--- Work instruction ---
Give the number of lines in the data that contain "Microsoft", and nothing more.
Data section section start
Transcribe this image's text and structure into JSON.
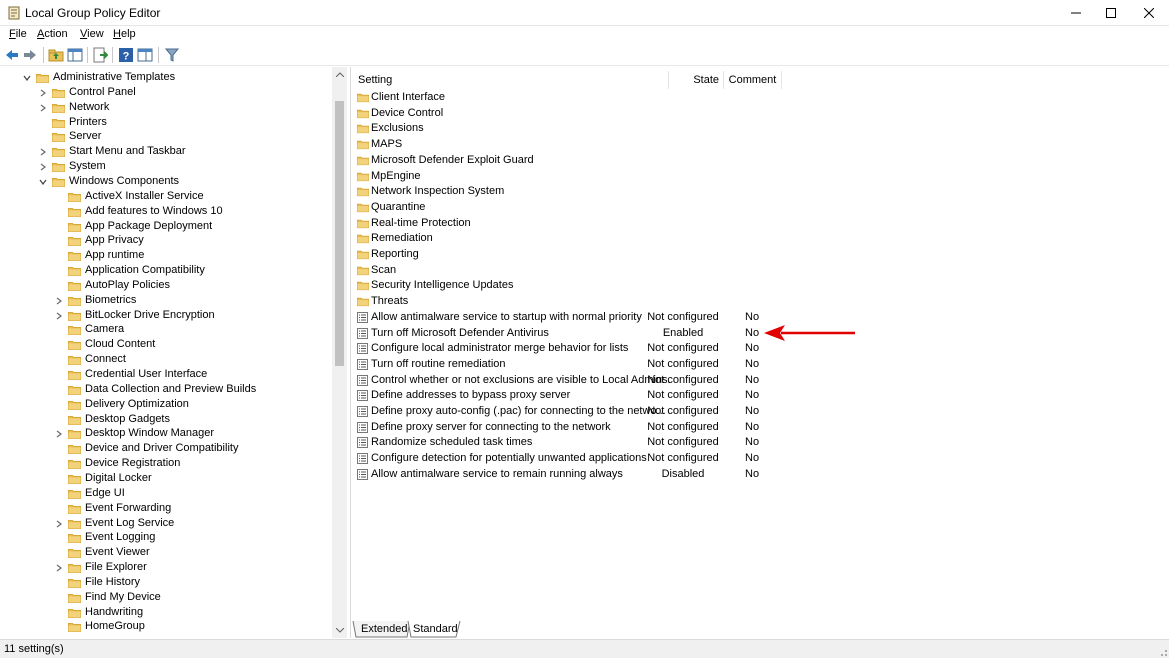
{
  "window": {
    "title": "Local Group Policy Editor",
    "app_icon": "policy-editor-icon",
    "controls": [
      "minimize-icon",
      "maximize-icon",
      "close-icon"
    ]
  },
  "menu": {
    "file": {
      "key": "F",
      "rest": "ile"
    },
    "action": {
      "key": "A",
      "rest": "ction"
    },
    "view": {
      "key": "V",
      "rest": "iew"
    },
    "help": {
      "key": "H",
      "rest": "elp"
    }
  },
  "toolbar": {
    "icons": [
      "back-icon",
      "forward-icon",
      "up-folder-icon",
      "show-hide-tree-icon",
      "export-list-icon",
      "help-icon",
      "extended-view-icon",
      "filter-icon"
    ]
  },
  "tree": {
    "items": [
      {
        "label": "Administrative Templates",
        "level": 1,
        "expander": "expanded"
      },
      {
        "label": "Control Panel",
        "level": 2,
        "expander": "collapsed"
      },
      {
        "label": "Network",
        "level": 2,
        "expander": "collapsed"
      },
      {
        "label": "Printers",
        "level": 2,
        "expander": "none"
      },
      {
        "label": "Server",
        "level": 2,
        "expander": "none"
      },
      {
        "label": "Start Menu and Taskbar",
        "level": 2,
        "expander": "collapsed"
      },
      {
        "label": "System",
        "level": 2,
        "expander": "collapsed"
      },
      {
        "label": "Windows Components",
        "level": 2,
        "expander": "expanded"
      },
      {
        "label": "ActiveX Installer Service",
        "level": 3,
        "expander": "none"
      },
      {
        "label": "Add features to Windows 10",
        "level": 3,
        "expander": "none"
      },
      {
        "label": "App Package Deployment",
        "level": 3,
        "expander": "none"
      },
      {
        "label": "App Privacy",
        "level": 3,
        "expander": "none"
      },
      {
        "label": "App runtime",
        "level": 3,
        "expander": "none"
      },
      {
        "label": "Application Compatibility",
        "level": 3,
        "expander": "none"
      },
      {
        "label": "AutoPlay Policies",
        "level": 3,
        "expander": "none"
      },
      {
        "label": "Biometrics",
        "level": 3,
        "expander": "collapsed"
      },
      {
        "label": "BitLocker Drive Encryption",
        "level": 3,
        "expander": "collapsed"
      },
      {
        "label": "Camera",
        "level": 3,
        "expander": "none"
      },
      {
        "label": "Cloud Content",
        "level": 3,
        "expander": "none"
      },
      {
        "label": "Connect",
        "level": 3,
        "expander": "none"
      },
      {
        "label": "Credential User Interface",
        "level": 3,
        "expander": "none"
      },
      {
        "label": "Data Collection and Preview Builds",
        "level": 3,
        "expander": "none"
      },
      {
        "label": "Delivery Optimization",
        "level": 3,
        "expander": "none"
      },
      {
        "label": "Desktop Gadgets",
        "level": 3,
        "expander": "none"
      },
      {
        "label": "Desktop Window Manager",
        "level": 3,
        "expander": "collapsed"
      },
      {
        "label": "Device and Driver Compatibility",
        "level": 3,
        "expander": "none"
      },
      {
        "label": "Device Registration",
        "level": 3,
        "expander": "none"
      },
      {
        "label": "Digital Locker",
        "level": 3,
        "expander": "none"
      },
      {
        "label": "Edge UI",
        "level": 3,
        "expander": "none"
      },
      {
        "label": "Event Forwarding",
        "level": 3,
        "expander": "none"
      },
      {
        "label": "Event Log Service",
        "level": 3,
        "expander": "collapsed"
      },
      {
        "label": "Event Logging",
        "level": 3,
        "expander": "none"
      },
      {
        "label": "Event Viewer",
        "level": 3,
        "expander": "none"
      },
      {
        "label": "File Explorer",
        "level": 3,
        "expander": "collapsed"
      },
      {
        "label": "File History",
        "level": 3,
        "expander": "none"
      },
      {
        "label": "Find My Device",
        "level": 3,
        "expander": "none"
      },
      {
        "label": "Handwriting",
        "level": 3,
        "expander": "none"
      },
      {
        "label": "HomeGroup",
        "level": 3,
        "expander": "none"
      }
    ]
  },
  "list": {
    "columns": {
      "setting": "Setting",
      "state": "State",
      "comment": "Comment"
    },
    "folders": [
      "Client Interface",
      "Device Control",
      "Exclusions",
      "MAPS",
      "Microsoft Defender Exploit Guard",
      "MpEngine",
      "Network Inspection System",
      "Quarantine",
      "Real-time Protection",
      "Remediation",
      "Reporting",
      "Scan",
      "Security Intelligence Updates",
      "Threats"
    ],
    "settings": [
      {
        "name": "Allow antimalware service to startup with normal priority",
        "state": "Not configured",
        "comment": "No"
      },
      {
        "name": "Turn off Microsoft Defender Antivirus",
        "state": "Enabled",
        "comment": "No"
      },
      {
        "name": "Configure local administrator merge behavior for lists",
        "state": "Not configured",
        "comment": "No"
      },
      {
        "name": "Turn off routine remediation",
        "state": "Not configured",
        "comment": "No"
      },
      {
        "name": "Control whether or not exclusions are visible to Local Admins.",
        "state": "Not configured",
        "comment": "No"
      },
      {
        "name": "Define addresses to bypass proxy server",
        "state": "Not configured",
        "comment": "No"
      },
      {
        "name": "Define proxy auto-config (.pac) for connecting to the netwo...",
        "state": "Not configured",
        "comment": "No"
      },
      {
        "name": "Define proxy server for connecting to the network",
        "state": "Not configured",
        "comment": "No"
      },
      {
        "name": "Randomize scheduled task times",
        "state": "Not configured",
        "comment": "No"
      },
      {
        "name": "Configure detection for potentially unwanted applications",
        "state": "Not configured",
        "comment": "No"
      },
      {
        "name": "Allow antimalware service to remain running always",
        "state": "Disabled",
        "comment": "No"
      }
    ]
  },
  "tabs": {
    "extended": "Extended",
    "standard": "Standard"
  },
  "status": {
    "text": "11 setting(s)"
  },
  "colors": {
    "folder": "#e8c15a",
    "folder_dark": "#d9a736",
    "annotation_arrow": "#e00000",
    "statusbar": "#f0f0f0"
  }
}
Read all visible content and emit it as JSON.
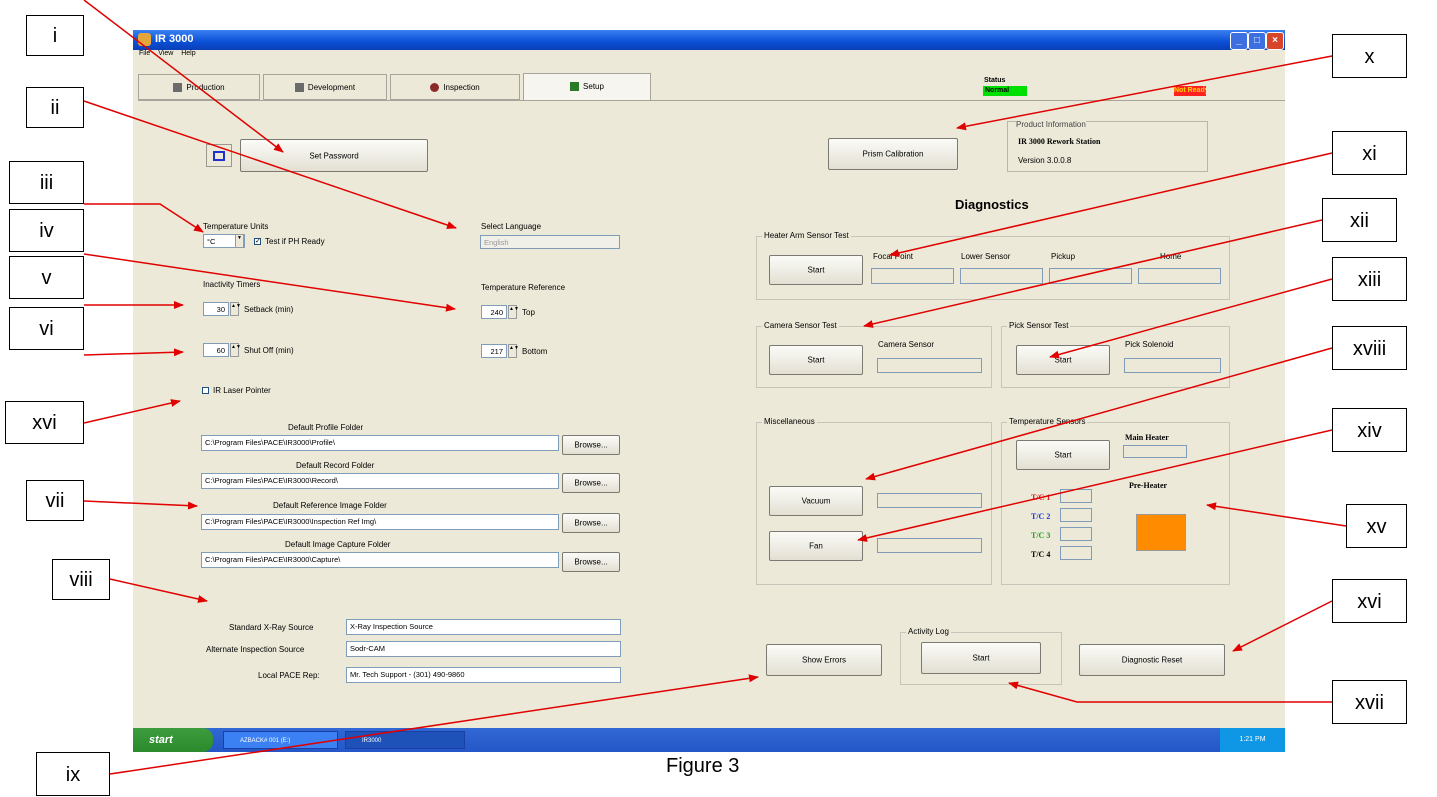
{
  "window": {
    "title": "IR 3000"
  },
  "menu": [
    "File",
    "View",
    "Help"
  ],
  "tabs": [
    "Production",
    "Development",
    "Inspection",
    "Setup"
  ],
  "status": {
    "label": "Status",
    "normal": "Normal",
    "ready": "Not Ready"
  },
  "product": {
    "heading": "Product Information",
    "name": "IR 3000 Rework Station",
    "version": "Version 3.0.0.8"
  },
  "buttons": {
    "set_password": "Set Password",
    "prism_calibration": "Prism Calibration",
    "start": "Start",
    "vacuum": "Vacuum",
    "fan": "Fan",
    "show_errors": "Show Errors",
    "diagnostic_reset": "Diagnostic Reset",
    "browse": "Browse..."
  },
  "diagnostics_title": "Diagnostics",
  "temperature_units": {
    "label": "Temperature Units",
    "value": "°C",
    "checkbox": "Test if PH Ready"
  },
  "select_language": {
    "label": "Select Language",
    "value": "English"
  },
  "inactivity": {
    "label": "Inactivity Timers",
    "setback_value": "30",
    "setback_label": "Setback (min)",
    "shutoff_value": "60",
    "shutoff_label": "Shut Off (min)"
  },
  "temperature_reference": {
    "label": "Temperature Reference",
    "top_value": "240",
    "top_label": "Top",
    "bottom_value": "217",
    "bottom_label": "Bottom"
  },
  "laser": "IR Laser Pointer",
  "folders": [
    {
      "label": "Default Profile Folder",
      "path": "C:\\Program Files\\PACE\\IR3000\\Profile\\"
    },
    {
      "label": "Default Record Folder",
      "path": "C:\\Program Files\\PACE\\IR3000\\Record\\"
    },
    {
      "label": "Default Reference Image Folder",
      "path": "C:\\Program Files\\PACE\\IR3000\\Inspection Ref Img\\"
    },
    {
      "label": "Default Image Capture Folder",
      "path": "C:\\Program Files\\PACE\\IR3000\\Capture\\"
    }
  ],
  "sources": [
    {
      "label": "Standard X-Ray Source",
      "value": "X-Ray Inspection Source"
    },
    {
      "label": "Alternate Inspection Source",
      "value": "Sodr-CAM"
    },
    {
      "label": "Local PACE Rep:",
      "value": "Mr. Tech Support - (301) 490-9860"
    }
  ],
  "heater_arm": {
    "title": "Heater Arm Sensor Test",
    "focal": "Focal Point",
    "lower": "Lower Sensor",
    "pickup": "Pickup",
    "home": "Home"
  },
  "camera_test": {
    "title": "Camera Sensor Test",
    "sensor": "Camera Sensor"
  },
  "pick_test": {
    "title": "Pick Sensor Test",
    "solenoid": "Pick Solenoid"
  },
  "misc": {
    "title": "Miscellaneous"
  },
  "temp_sensors": {
    "title": "Temperature Sensors",
    "main": "Main Heater",
    "pre": "Pre-Heater",
    "tc": [
      "T/C 1",
      "T/C 2",
      "T/C 3",
      "T/C 4"
    ],
    "tc_colors": [
      "#e02020",
      "#2030e0",
      "#20a020",
      "#000000"
    ],
    "preheater_color": "#ff8c00"
  },
  "activity_log": {
    "title": "Activity Log"
  },
  "taskbar": {
    "start": "start",
    "item1": "AZBACK# 001 (E:)",
    "item2": "IR3000",
    "clock": "1:21 PM"
  },
  "caption": "Figure 3",
  "annotations": [
    "i",
    "ii",
    "iii",
    "iv",
    "v",
    "vi",
    "xvi",
    "vii",
    "viii",
    "ix",
    "x",
    "xi",
    "xii",
    "xiii",
    "xviii",
    "xiv",
    "xv",
    "xvi",
    "xvii"
  ]
}
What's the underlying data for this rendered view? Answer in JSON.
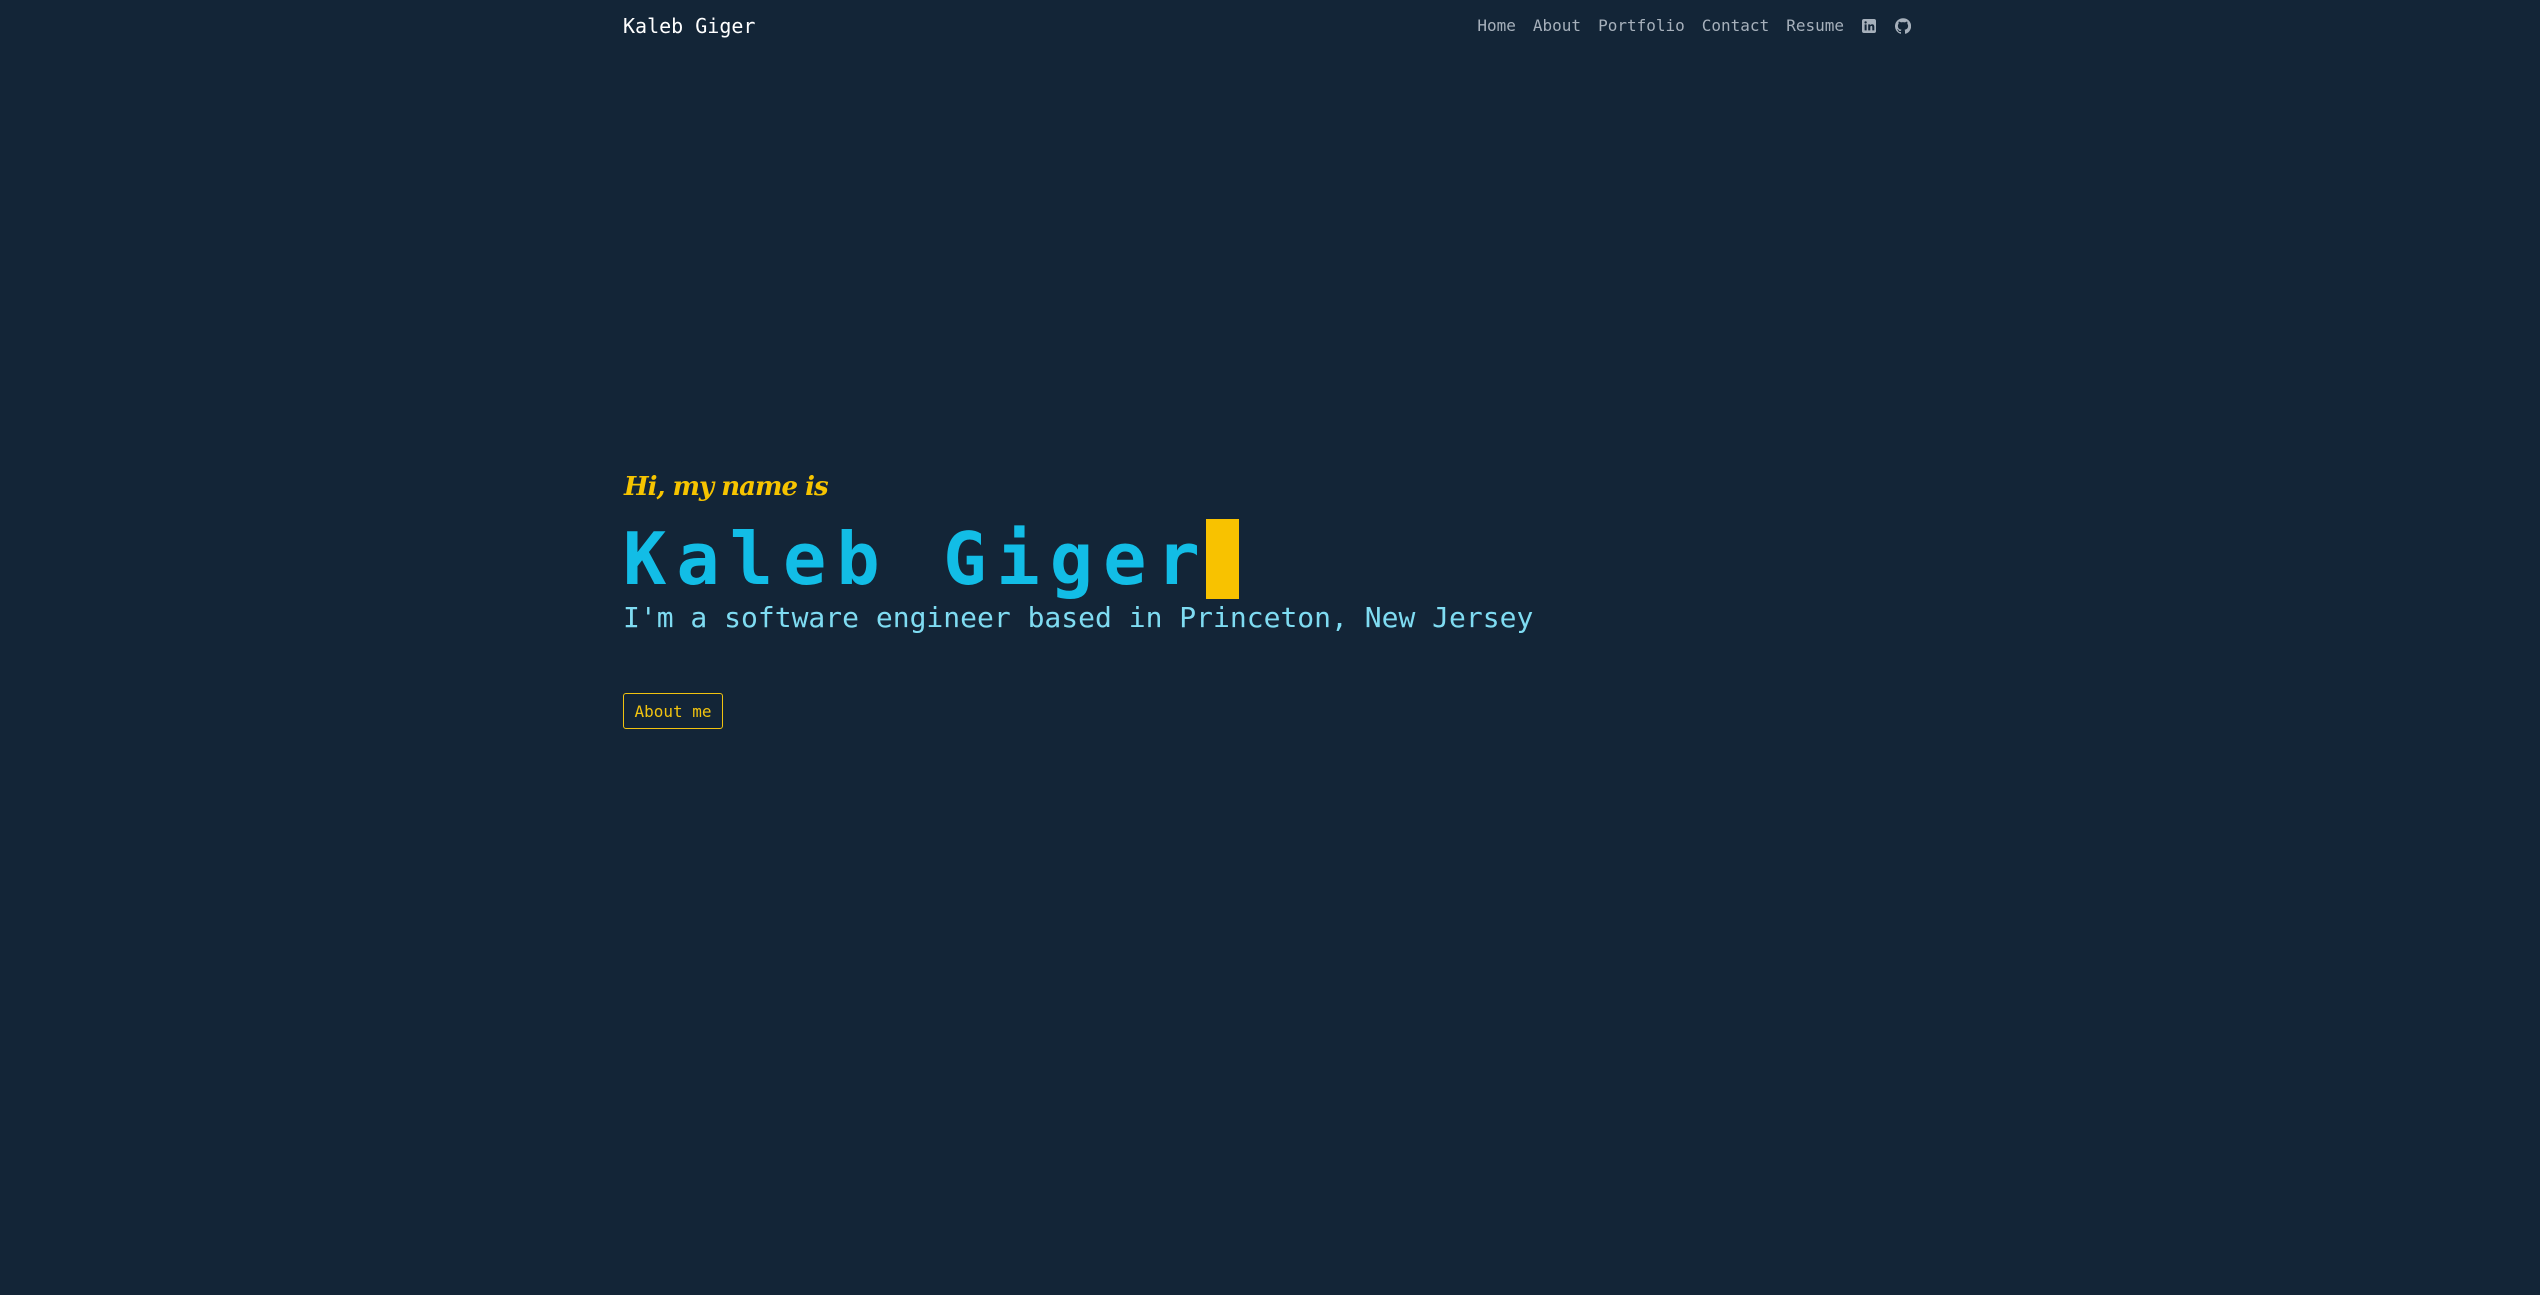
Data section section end
--- Result below ---
2